Investigators studying 13-lined ground squirrels have already discovered that these animals have developed ways to reduce clotting and resist damage from cardiac infarction. Ground squirrels survive dramatic changes in blood flow during consecutive bouts of torpor and interbout arousals throughout their 6-7-month hibernation season. Ground squirrels, bears, and hamsters have developed antithrombotic adaptations including thrombocytopenia and decreases in vWF, Factor VIII and Factor IX to avoid lethal blood clots during hibernation and resist cardiac damage. By using multiple types of genetic data from 13-lined ground squirrels, we have been able to identify two novel compounds that reduce infarct size by up to 73% in animal models of heart attacks.
Animal Genomics to Fight the Pandemic
While animal genomics can give us insight into how to improve overall human health, we can also utilize animal genomics from the standpoint of preventing disease in the first place. In fact, research suggests one of the closest known ancestors of the virus that causes COVID-19 emerged in bats more than 40 years ago.

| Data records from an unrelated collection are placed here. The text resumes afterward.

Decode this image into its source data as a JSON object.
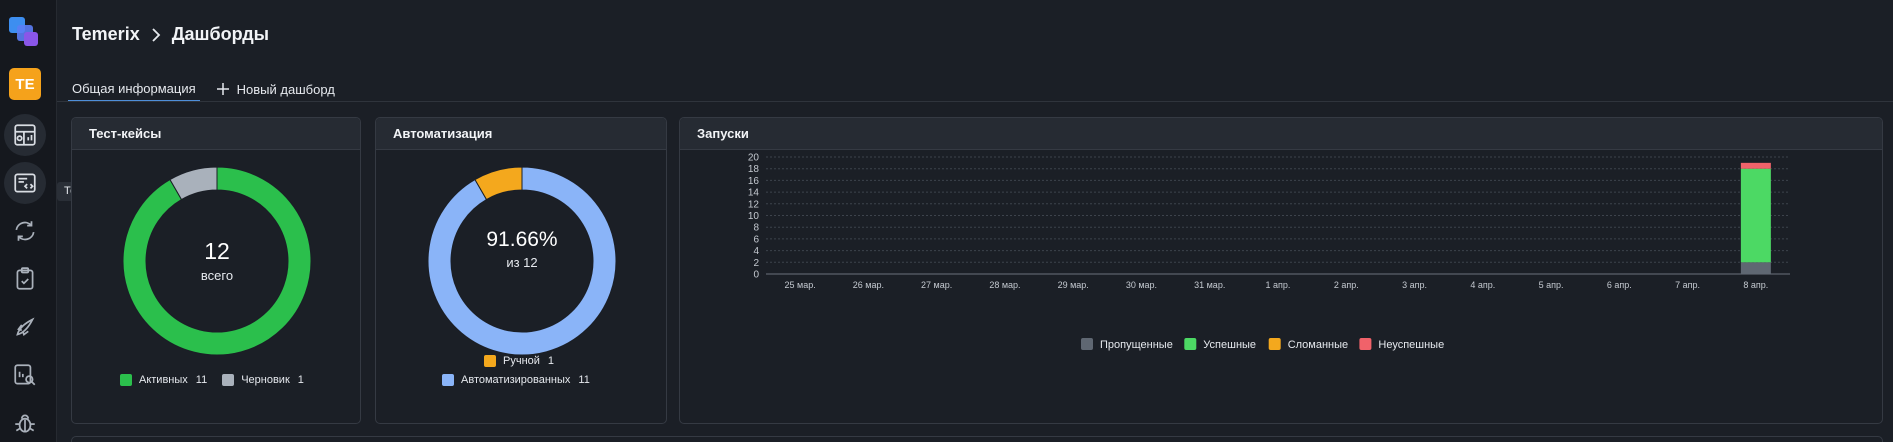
{
  "app": {
    "name": "Temerix",
    "page": "Дашборды"
  },
  "sidebar": {
    "avatar": "TE",
    "items": [
      {
        "name": "dashboard-icon"
      },
      {
        "name": "test-cases-icon",
        "tooltip": "Тест-кейсы"
      },
      {
        "name": "sync-icon"
      },
      {
        "name": "clipboard-check-icon"
      },
      {
        "name": "rocket-icon"
      },
      {
        "name": "report-search-icon"
      },
      {
        "name": "bug-icon"
      }
    ]
  },
  "tabs": {
    "active": "Общая информация",
    "new": "Новый дашборд"
  },
  "test_cases": {
    "title": "Тест-кейсы",
    "total": "12",
    "total_label": "всего",
    "legend": [
      {
        "label": "Активных",
        "value": "11",
        "color": "#2bbf4c"
      },
      {
        "label": "Черновик",
        "value": "1",
        "color": "#a9b1bb"
      }
    ]
  },
  "automation": {
    "title": "Автоматизация",
    "percent": "91.66%",
    "of_label": "из 12",
    "legend": [
      {
        "label": "Ручной",
        "value": "1",
        "color": "#f4a81d"
      },
      {
        "label": "Автоматизированных",
        "value": "11",
        "color": "#8ab4f8"
      }
    ]
  },
  "launches": {
    "title": "Запуски"
  },
  "chart_data": [
    {
      "type": "pie",
      "title": "Тест-кейсы",
      "categories": [
        "Активных",
        "Черновик"
      ],
      "values": [
        11,
        1
      ],
      "colors": [
        "#2bbf4c",
        "#a9b1bb"
      ]
    },
    {
      "type": "pie",
      "title": "Автоматизация",
      "categories": [
        "Ручной",
        "Автоматизированных"
      ],
      "values": [
        1,
        11
      ],
      "colors": [
        "#f4a81d",
        "#8ab4f8"
      ]
    },
    {
      "type": "bar",
      "title": "Запуски",
      "stacked": true,
      "categories": [
        "25 мар.",
        "26 мар.",
        "27 мар.",
        "28 мар.",
        "29 мар.",
        "30 мар.",
        "31 мар.",
        "1 апр.",
        "2 апр.",
        "3 апр.",
        "4 апр.",
        "5 апр.",
        "6 апр.",
        "7 апр.",
        "8 апр."
      ],
      "series": [
        {
          "name": "Пропущенные",
          "color": "#5f6772",
          "values": [
            0,
            0,
            0,
            0,
            0,
            0,
            0,
            0,
            0,
            0,
            0,
            0,
            0,
            0,
            2
          ]
        },
        {
          "name": "Успешные",
          "color": "#4cd964",
          "values": [
            0,
            0,
            0,
            0,
            0,
            0,
            0,
            0,
            0,
            0,
            0,
            0,
            0,
            0,
            16
          ]
        },
        {
          "name": "Сломанные",
          "color": "#f4a81d",
          "values": [
            0,
            0,
            0,
            0,
            0,
            0,
            0,
            0,
            0,
            0,
            0,
            0,
            0,
            0,
            0
          ]
        },
        {
          "name": "Неуспешные",
          "color": "#f0626a",
          "values": [
            0,
            0,
            0,
            0,
            0,
            0,
            0,
            0,
            0,
            0,
            0,
            0,
            0,
            0,
            1
          ]
        }
      ],
      "yticks": [
        0,
        2,
        4,
        6,
        8,
        10,
        12,
        14,
        16,
        18,
        20
      ],
      "ylim": [
        0,
        20
      ],
      "grid": true,
      "legend_position": "bottom"
    }
  ]
}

It is well-known that while bats are reservoirs for many of our most feared viruses (Rabies, Hendra, Ebola, Marburg and SARS-CoV), they do not actually cause diseases in these hosts. A recent study released by scientists at Girihlet examined immune responses in Egyptian rousette bats to Ebola and Marburg infections and documented key differences not only in the immune response, but also in pathways relating to blood pressure regulation and clotting that allow bats to survive infections that rapidly kill humans. It is not only mammals that we should be looking to for clues to novel viruses.

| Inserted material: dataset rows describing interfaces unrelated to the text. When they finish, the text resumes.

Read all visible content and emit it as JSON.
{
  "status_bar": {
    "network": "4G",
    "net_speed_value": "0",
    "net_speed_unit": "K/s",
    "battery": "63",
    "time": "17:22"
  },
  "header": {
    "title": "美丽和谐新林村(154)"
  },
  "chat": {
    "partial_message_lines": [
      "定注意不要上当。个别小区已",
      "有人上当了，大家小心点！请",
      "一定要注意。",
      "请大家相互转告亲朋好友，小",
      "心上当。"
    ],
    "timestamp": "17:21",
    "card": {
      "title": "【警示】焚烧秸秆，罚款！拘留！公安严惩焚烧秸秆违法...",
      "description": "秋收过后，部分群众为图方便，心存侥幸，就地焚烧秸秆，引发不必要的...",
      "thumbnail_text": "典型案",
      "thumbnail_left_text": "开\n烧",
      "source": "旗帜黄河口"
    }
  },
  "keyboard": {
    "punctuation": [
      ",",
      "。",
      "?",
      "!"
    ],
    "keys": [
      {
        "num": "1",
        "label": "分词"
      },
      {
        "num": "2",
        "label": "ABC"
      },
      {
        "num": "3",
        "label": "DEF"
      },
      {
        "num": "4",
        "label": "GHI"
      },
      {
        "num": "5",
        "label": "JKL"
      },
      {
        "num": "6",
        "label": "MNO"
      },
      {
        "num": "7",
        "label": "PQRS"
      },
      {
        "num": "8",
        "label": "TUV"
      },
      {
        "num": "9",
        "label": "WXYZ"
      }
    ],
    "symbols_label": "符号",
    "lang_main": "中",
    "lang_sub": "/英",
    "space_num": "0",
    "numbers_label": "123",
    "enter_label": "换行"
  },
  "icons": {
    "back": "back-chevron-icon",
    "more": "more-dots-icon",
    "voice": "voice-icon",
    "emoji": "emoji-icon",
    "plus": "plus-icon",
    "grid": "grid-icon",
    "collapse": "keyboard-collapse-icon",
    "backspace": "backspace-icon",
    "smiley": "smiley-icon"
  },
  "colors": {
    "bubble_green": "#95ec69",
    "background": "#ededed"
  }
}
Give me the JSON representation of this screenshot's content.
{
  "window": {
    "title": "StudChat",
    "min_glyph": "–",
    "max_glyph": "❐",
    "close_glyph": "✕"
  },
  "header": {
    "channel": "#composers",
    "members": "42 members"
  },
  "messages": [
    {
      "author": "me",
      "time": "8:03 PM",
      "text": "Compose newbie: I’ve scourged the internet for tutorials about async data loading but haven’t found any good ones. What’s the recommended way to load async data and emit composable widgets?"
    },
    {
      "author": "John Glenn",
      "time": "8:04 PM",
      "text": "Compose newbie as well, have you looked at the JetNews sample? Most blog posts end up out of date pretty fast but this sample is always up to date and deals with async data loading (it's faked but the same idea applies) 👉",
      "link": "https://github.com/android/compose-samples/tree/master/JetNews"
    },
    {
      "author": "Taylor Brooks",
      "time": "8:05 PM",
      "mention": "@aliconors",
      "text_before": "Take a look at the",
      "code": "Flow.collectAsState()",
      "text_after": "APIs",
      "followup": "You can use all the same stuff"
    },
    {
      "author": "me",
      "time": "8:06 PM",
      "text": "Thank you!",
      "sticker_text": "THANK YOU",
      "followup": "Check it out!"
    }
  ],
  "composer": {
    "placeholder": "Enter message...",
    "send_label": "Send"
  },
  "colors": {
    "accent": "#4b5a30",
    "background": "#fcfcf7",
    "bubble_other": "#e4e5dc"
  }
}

A few months ago, investigators identified a novel nidovirus in Pacific Salmon causing localized infections of the gills. Nidoviruses are evolutionarily closely related to coronaviruses, and by examining similarities and differences in respiratory disease resulting from this viral family across a range of species, we can start to understand more about how different species respond to infection. The many ways that human and animal data intersect is an emerging field and there are a multitude of avenues to explore—including how to apply these learnings to inform treatment and improve human health. For example, recently, investigators have also used special antibodies from llamas (called nanobodies) to develop a potential new therapy to trap SARS-COV2 particles within human nasal passages and help prevent infections.
It is intuitive that genes and pathways conserved over hundreds of millions of years of evolution are probably doing important things. However, what is missing from this approach is an understanding of how those genes, and subsequently proteins, are changing in animals in conditions that mimic or better model human diseases (and natural resistance to diseases) than the mice, rats, fish, flies and worms we use today. In short, functional genomics. This is the focus of our exploration at Fauna Bio as we seek to uncover more about nature to improve human health.

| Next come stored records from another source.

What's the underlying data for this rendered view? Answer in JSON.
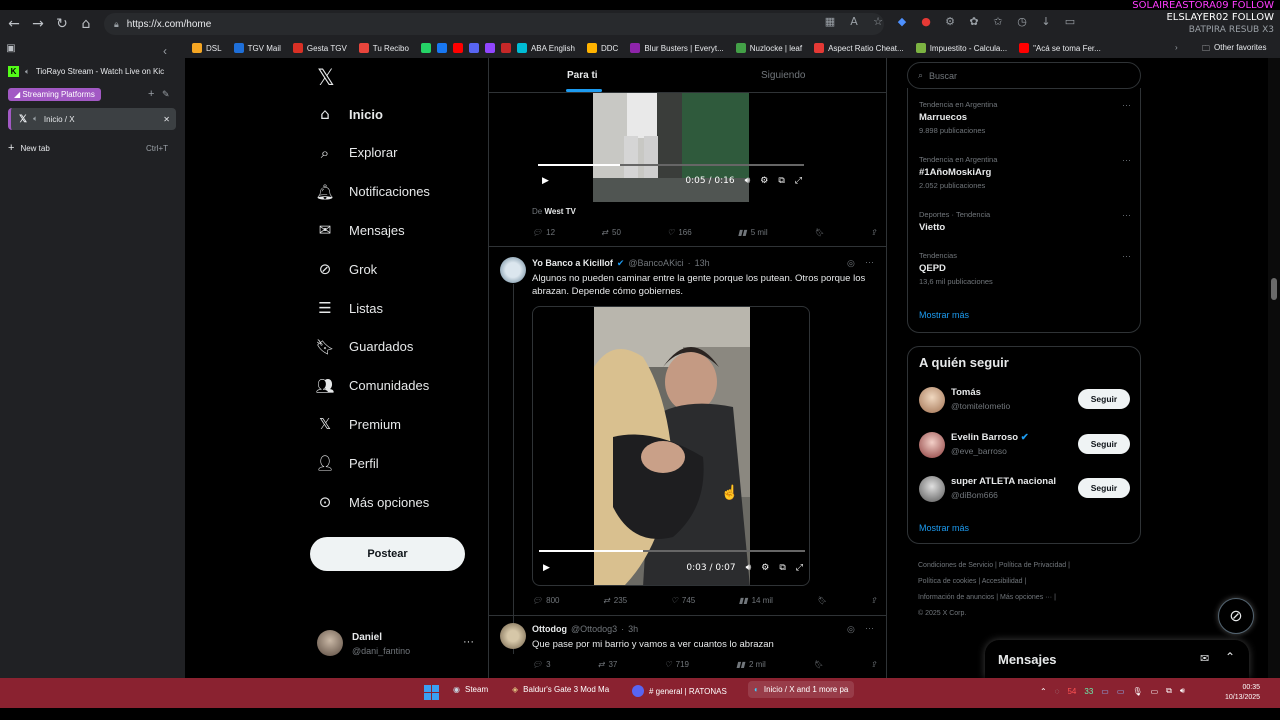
{
  "browser": {
    "url": "https://x.com/home",
    "bookmarks": [
      {
        "label": "DSL",
        "color": "#f5a623"
      },
      {
        "label": "TGV Mail",
        "color": "#1e6fd9"
      },
      {
        "label": "Gesta TGV",
        "color": "#d93025"
      },
      {
        "label": "Tu Recibo",
        "color": "#e8453c"
      },
      {
        "label": "",
        "color": "#25d366"
      },
      {
        "label": "",
        "color": "#1877f2"
      },
      {
        "label": "",
        "color": "#ff0000"
      },
      {
        "label": "",
        "color": "#5865f2"
      },
      {
        "label": "",
        "color": "#9146ff"
      },
      {
        "label": "",
        "color": "#c62828"
      },
      {
        "label": "ABA English",
        "color": "#00bcd4"
      },
      {
        "label": "DDC",
        "color": "#ffb300"
      },
      {
        "label": "Blur Busters | Everyt...",
        "color": "#8e24aa"
      },
      {
        "label": "Nuzlocke | leaf",
        "color": "#43a047"
      },
      {
        "label": "Aspect Ratio Cheat...",
        "color": "#e53935"
      },
      {
        "label": "Impuestito - Calcula...",
        "color": "#7cb342"
      },
      {
        "label": "\"Acá se toma Fer...",
        "color": "#ff0000"
      }
    ],
    "other_favorites": "Other favorites"
  },
  "stream_overlay": {
    "line1": "SOLAIREASTORA09 FOLLOW",
    "line2": "ELSLAYER02 FOLLOW",
    "line3": "BATPIRA RESUB X3"
  },
  "vertical_tabs": {
    "pinned_tab": "TioRayo Stream - Watch Live on Kic",
    "group_name": "Streaming Platforms",
    "active_tab": "Inicio / X",
    "new_tab": "New tab",
    "new_tab_shortcut": "Ctrl+T"
  },
  "nav": {
    "items": [
      {
        "icon": "home-icon",
        "label": "Inicio"
      },
      {
        "icon": "search-icon",
        "label": "Explorar"
      },
      {
        "icon": "bell-icon",
        "label": "Notificaciones"
      },
      {
        "icon": "mail-icon",
        "label": "Mensajes"
      },
      {
        "icon": "grok-icon",
        "label": "Grok"
      },
      {
        "icon": "list-icon",
        "label": "Listas"
      },
      {
        "icon": "bookmark-icon",
        "label": "Guardados"
      },
      {
        "icon": "community-icon",
        "label": "Comunidades"
      },
      {
        "icon": "x-logo-icon",
        "label": "Premium"
      },
      {
        "icon": "person-icon",
        "label": "Perfil"
      },
      {
        "icon": "more-circle-icon",
        "label": "Más opciones"
      }
    ],
    "post_button": "Postear",
    "profile": {
      "name": "Daniel",
      "handle": "@dani_fantino"
    }
  },
  "timeline": {
    "tabs": [
      "Para ti",
      "Siguiendo"
    ],
    "tweet1": {
      "video_time": "0:05 / 0:16",
      "video_progress": 0.31,
      "from_label": "De",
      "from_source": "West TV",
      "replies": "12",
      "retweets": "50",
      "likes": "166",
      "views": "5 mil"
    },
    "tweet2": {
      "name": "Yo Banco a Kicillof",
      "handle": "@BancoAKici",
      "time": "13h",
      "text": "Algunos no pueden caminar entre la gente porque los putean. Otros porque los abrazan. Depende cómo gobiernes.",
      "video_time": "0:03 / 0:07",
      "video_progress": 0.39,
      "replies": "800",
      "retweets": "235",
      "likes": "745",
      "views": "14 mil"
    },
    "tweet3": {
      "name": "Ottodog",
      "handle": "@Ottodog3",
      "time": "3h",
      "text": "Que pase por mi barrio y vamos a ver cuantos lo abrazan",
      "replies": "3",
      "retweets": "37",
      "likes": "719",
      "views": "2 mil"
    }
  },
  "right": {
    "search_placeholder": "Buscar",
    "trends": [
      {
        "category": "Tendencia en Argentina",
        "name": "Marruecos",
        "count": "9.898 publicaciones"
      },
      {
        "category": "Tendencia en Argentina",
        "name": "#1AñoMoskiArg",
        "count": "2.052 publicaciones"
      },
      {
        "category": "Deportes · Tendencia",
        "name": "Vietto",
        "count": ""
      },
      {
        "category": "Tendencias",
        "name": "QEPD",
        "count": "13,6 mil publicaciones"
      }
    ],
    "show_more": "Mostrar más",
    "who_to_follow_title": "A quién seguir",
    "who_to_follow": [
      {
        "name": "Tomás",
        "handle": "@tomitelometio",
        "verified": false,
        "button": "Seguir"
      },
      {
        "name": "Evelin Barroso",
        "handle": "@eve_barroso",
        "verified": true,
        "button": "Seguir"
      },
      {
        "name": "super ATLETA nacional",
        "handle": "@diBom666",
        "verified": false,
        "button": "Seguir"
      }
    ],
    "footer": [
      "Condiciones de Servicio",
      "Política de Privacidad",
      "Política de cookies",
      "Accesibilidad",
      "Información de anuncios",
      "Más opciones ···",
      "© 2025 X Corp."
    ],
    "messages_title": "Mensajes"
  },
  "taskbar": {
    "items": [
      "Steam",
      "Baldur's Gate 3 Mod Ma",
      "# general | RATONAS",
      "Inicio / X and 1 more pa"
    ],
    "tray_numbers": [
      "54",
      "33"
    ],
    "time": "00:35",
    "date": "10/13/2025"
  }
}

Ashley Zehnder, DVM, Ph.D., is Founder and CEO, Fauna Bio. Prior to starting Fauna Bio, Ashley’s research focused on translational science and veterinary informatics at Stanford, earning a PhD in Cancer Biology and her work spans >20 peer-reviewed publications, including Cell, Nature and Nature Medicine and several book chapters. She is a boarded avian veterinarian with specialty training in exotic/non-traditional species. She is a co-founder of the Exotic Species Cancer Research Alliance and incoming president of the Association of Avian Veterinarians. She can be reached at firstname.lastname@example.org.